YOUR INSTRUCTIONS: Filter the records below for the word "glyph". Keep each line that has it.

RECORDS SUPPLIED:

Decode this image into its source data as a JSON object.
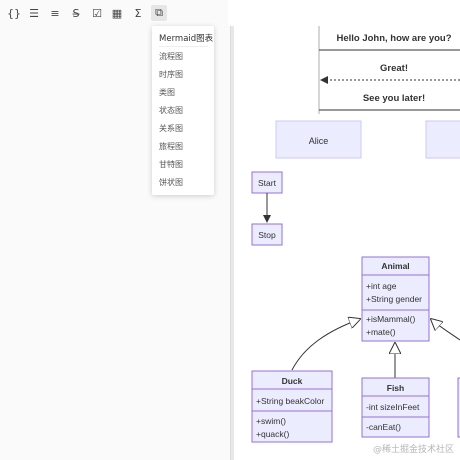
{
  "toolbar": {
    "buttons": [
      {
        "name": "code-block-button",
        "glyph": "{}"
      },
      {
        "name": "unordered-list-button",
        "glyph": "☰"
      },
      {
        "name": "ordered-list-button",
        "glyph": "≡"
      },
      {
        "name": "strikethrough-button",
        "glyph": "S̶"
      },
      {
        "name": "checklist-button",
        "glyph": "☑"
      },
      {
        "name": "table-button",
        "glyph": "▦"
      },
      {
        "name": "formula-button",
        "glyph": "Σ"
      },
      {
        "name": "diagram-button",
        "glyph": "⧉"
      }
    ]
  },
  "dropdown": {
    "title": "Mermaid图表",
    "items": [
      "流程图",
      "时序图",
      "类图",
      "状态图",
      "关系图",
      "旅程图",
      "甘特图",
      "饼状图"
    ]
  },
  "sequence": {
    "messages": [
      "Hello John, how are you?",
      "Great!",
      "See you later!"
    ],
    "participant": "Alice"
  },
  "state": {
    "start": "Start",
    "stop": "Stop"
  },
  "classes": {
    "animal": {
      "name": "Animal",
      "attrs": [
        "+int age",
        "+String gender"
      ],
      "methods": [
        "+isMammal()",
        "+mate()"
      ]
    },
    "duck": {
      "name": "Duck",
      "attrs": [
        "+String beakColor"
      ],
      "methods": [
        "+swim()",
        "+quack()"
      ]
    },
    "fish": {
      "name": "Fish",
      "attrs": [
        "-int sizeInFeet"
      ],
      "methods": [
        "-canEat()"
      ]
    }
  },
  "watermark": "@稀土掘金技术社区",
  "colors": {
    "node_fill": "#ECECFF",
    "node_stroke": "#9370DB",
    "line": "#333333"
  }
}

WRITTEN SOLUTION:
        "glyph": "{}"
        "glyph": "☰"
        "glyph": "≡"
        "glyph": "S̶"
        "glyph": "☑"
        "glyph": "▦"
        "glyph": "Σ"
        "glyph": "⧉"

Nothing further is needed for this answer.